Are No-Smoking Policies Legal in Multiunit Housing?


More than 6,500 multiunit apartments and condominiums in Colorado have adopted policies restricting smoking in all units, common areas, balconies, patios, and entrances. Many of these also prohibit smoking on the entire grounds.

Visit for the most up-to-date list.


Yes, and, in some cases, non-smoking policies are mandatory. The Colorado Clean Indoor Air Act[1] (the “Act”) allows housing providers to make any part of their property non-smoking[2] and prohibits smoking in all indoor common areas.[3] The Act (updated in 2019) also now covers vaping and marijuana smoking. HUD requires housing authorities that provide public housing to have a smoke-free policy and encourages the implementation of no-smoking policies in other HUD-subsidized housing.

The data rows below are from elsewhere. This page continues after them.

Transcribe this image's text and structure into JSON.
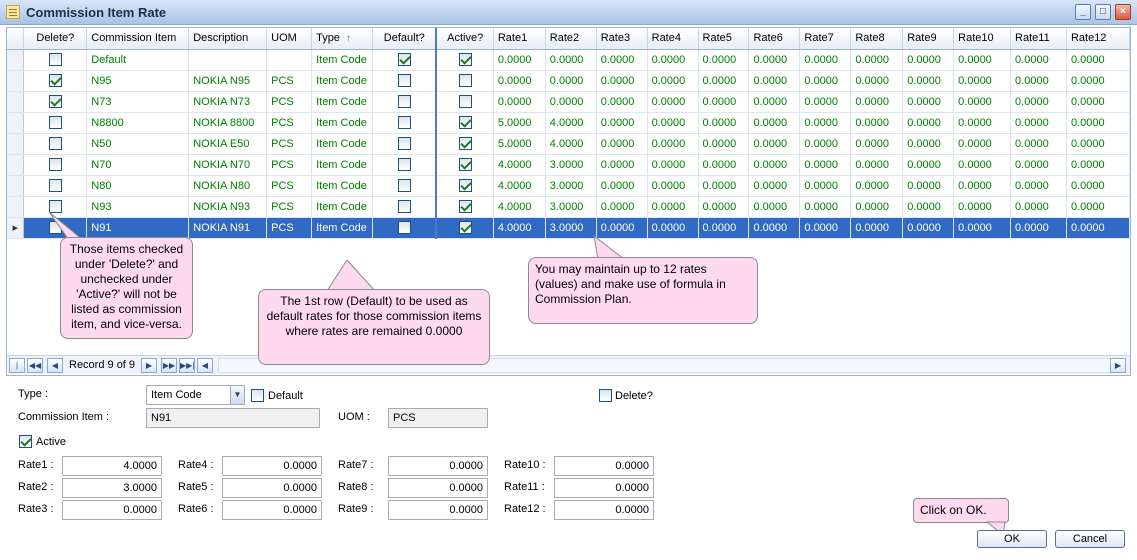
{
  "window": {
    "title": "Commission Item Rate"
  },
  "grid": {
    "columns": [
      "Delete?",
      "Commission Item",
      "Description",
      "UOM",
      "Type",
      "Default?",
      "Active?",
      "Rate1",
      "Rate2",
      "Rate3",
      "Rate4",
      "Rate5",
      "Rate6",
      "Rate7",
      "Rate8",
      "Rate9",
      "Rate10",
      "Rate11",
      "Rate12"
    ],
    "sort_indicator": "↑",
    "rows": [
      {
        "delete": false,
        "item": "Default",
        "desc": "",
        "uom": "",
        "type": "Item Code",
        "default": true,
        "active": true,
        "rates": [
          "0.0000",
          "0.0000",
          "0.0000",
          "0.0000",
          "0.0000",
          "0.0000",
          "0.0000",
          "0.0000",
          "0.0000",
          "0.0000",
          "0.0000",
          "0.0000"
        ]
      },
      {
        "delete": true,
        "item": "N95",
        "desc": "NOKIA N95",
        "uom": "PCS",
        "type": "Item Code",
        "default": false,
        "active": false,
        "rates": [
          "0.0000",
          "0.0000",
          "0.0000",
          "0.0000",
          "0.0000",
          "0.0000",
          "0.0000",
          "0.0000",
          "0.0000",
          "0.0000",
          "0.0000",
          "0.0000"
        ]
      },
      {
        "delete": true,
        "item": "N73",
        "desc": "NOKIA N73",
        "uom": "PCS",
        "type": "Item Code",
        "default": false,
        "active": false,
        "rates": [
          "0.0000",
          "0.0000",
          "0.0000",
          "0.0000",
          "0.0000",
          "0.0000",
          "0.0000",
          "0.0000",
          "0.0000",
          "0.0000",
          "0.0000",
          "0.0000"
        ]
      },
      {
        "delete": false,
        "item": "N8800",
        "desc": "NOKIA 8800",
        "uom": "PCS",
        "type": "Item Code",
        "default": false,
        "active": true,
        "rates": [
          "5.0000",
          "4.0000",
          "0.0000",
          "0.0000",
          "0.0000",
          "0.0000",
          "0.0000",
          "0.0000",
          "0.0000",
          "0.0000",
          "0.0000",
          "0.0000"
        ]
      },
      {
        "delete": false,
        "item": "N50",
        "desc": "NOKIA E50",
        "uom": "PCS",
        "type": "Item Code",
        "default": false,
        "active": true,
        "rates": [
          "5.0000",
          "4.0000",
          "0.0000",
          "0.0000",
          "0.0000",
          "0.0000",
          "0.0000",
          "0.0000",
          "0.0000",
          "0.0000",
          "0.0000",
          "0.0000"
        ]
      },
      {
        "delete": false,
        "item": "N70",
        "desc": "NOKIA N70",
        "uom": "PCS",
        "type": "Item Code",
        "default": false,
        "active": true,
        "rates": [
          "4.0000",
          "3.0000",
          "0.0000",
          "0.0000",
          "0.0000",
          "0.0000",
          "0.0000",
          "0.0000",
          "0.0000",
          "0.0000",
          "0.0000",
          "0.0000"
        ]
      },
      {
        "delete": false,
        "item": "N80",
        "desc": "NOKIA N80",
        "uom": "PCS",
        "type": "Item Code",
        "default": false,
        "active": true,
        "rates": [
          "4.0000",
          "3.0000",
          "0.0000",
          "0.0000",
          "0.0000",
          "0.0000",
          "0.0000",
          "0.0000",
          "0.0000",
          "0.0000",
          "0.0000",
          "0.0000"
        ]
      },
      {
        "delete": false,
        "item": "N93",
        "desc": "NOKIA N93",
        "uom": "PCS",
        "type": "Item Code",
        "default": false,
        "active": true,
        "rates": [
          "4.0000",
          "3.0000",
          "0.0000",
          "0.0000",
          "0.0000",
          "0.0000",
          "0.0000",
          "0.0000",
          "0.0000",
          "0.0000",
          "0.0000",
          "0.0000"
        ]
      },
      {
        "delete": false,
        "item": "N91",
        "desc": "NOKIA N91",
        "uom": "PCS",
        "type": "Item Code",
        "default": false,
        "active": true,
        "rates": [
          "4.0000",
          "3.0000",
          "0.0000",
          "0.0000",
          "0.0000",
          "0.0000",
          "0.0000",
          "0.0000",
          "0.0000",
          "0.0000",
          "0.0000",
          "0.0000"
        ],
        "selected": true
      }
    ]
  },
  "navigator": {
    "record_text": "Record 9 of 9"
  },
  "callouts": {
    "delete_note": "Those items checked under 'Delete?' and unchecked under 'Active?' will not be listed as commission item, and vice-versa.",
    "default_note": "The 1st row (Default) to be used as default rates for those commission items where rates are remained 0.0000",
    "rates_note": "You may maintain up to 12 rates (values) and make use of formula in Commission Plan.",
    "ok_note": "Click on OK."
  },
  "form": {
    "type_label": "Type :",
    "type_value": "Item Code",
    "default_label": "Default",
    "delete_label": "Delete?",
    "item_label": "Commission Item :",
    "item_value": "N91",
    "uom_label": "UOM :",
    "uom_value": "PCS",
    "active_label": "Active",
    "rates": [
      {
        "label": "Rate1 :",
        "value": "4.0000"
      },
      {
        "label": "Rate2 :",
        "value": "3.0000"
      },
      {
        "label": "Rate3 :",
        "value": "0.0000"
      },
      {
        "label": "Rate4 :",
        "value": "0.0000"
      },
      {
        "label": "Rate5 :",
        "value": "0.0000"
      },
      {
        "label": "Rate6 :",
        "value": "0.0000"
      },
      {
        "label": "Rate7 :",
        "value": "0.0000"
      },
      {
        "label": "Rate8 :",
        "value": "0.0000"
      },
      {
        "label": "Rate9 :",
        "value": "0.0000"
      },
      {
        "label": "Rate10 :",
        "value": "0.0000"
      },
      {
        "label": "Rate11 :",
        "value": "0.0000"
      },
      {
        "label": "Rate12 :",
        "value": "0.0000"
      }
    ],
    "ok_label": "OK",
    "cancel_label": "Cancel"
  }
}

Policies that restrict or prohibit smoking in apartments or condominiums units are similar to policies that restrict pets, noises, odors, and other nuisances. If a housing provider decides to prohibit smoking anywhere on or in their properties, they must include this prohibition in the lease or an addendum incorporated to the lease. Simply posting a sign may not do the trick. However, posting signs throughout the property will help with compliance with the policy.


Condominiums and HOA rules may require a vote of the majority of the owners and/or Board prior to instituting a no-smoking policy for anything other than common areas.


Is There a Constitutional Right to Smoke?


According to the Tobacco Control Legal Consortium


No, there is no right to smoke tobacco according to the U.S or Colorado Constitution.


The “right to privacy” in the U.S. Constitution includes only marriage, contraception, family relationships, and the rearing and educating of children.


While certain groups of people — such as groups based on race, national origin and gender —receive greater protection against discriminatory acts under the U.S. Constitution than do other groups of people, people who smoke, by virtue of that status, have never been identified as a protected class.


No-smoking policies are not discriminatory because smoking is a behavior, not a condition of birth, and can be overcome or stopped.


This fact sheet is provided as a public service and is not intended as legal advice.


For more information on smoke-free housing,


[1] C.R.S. § 25-14-206.

[2] Id. at -206 (1).

[3] C.R.S. § 25-14-204 (p & u).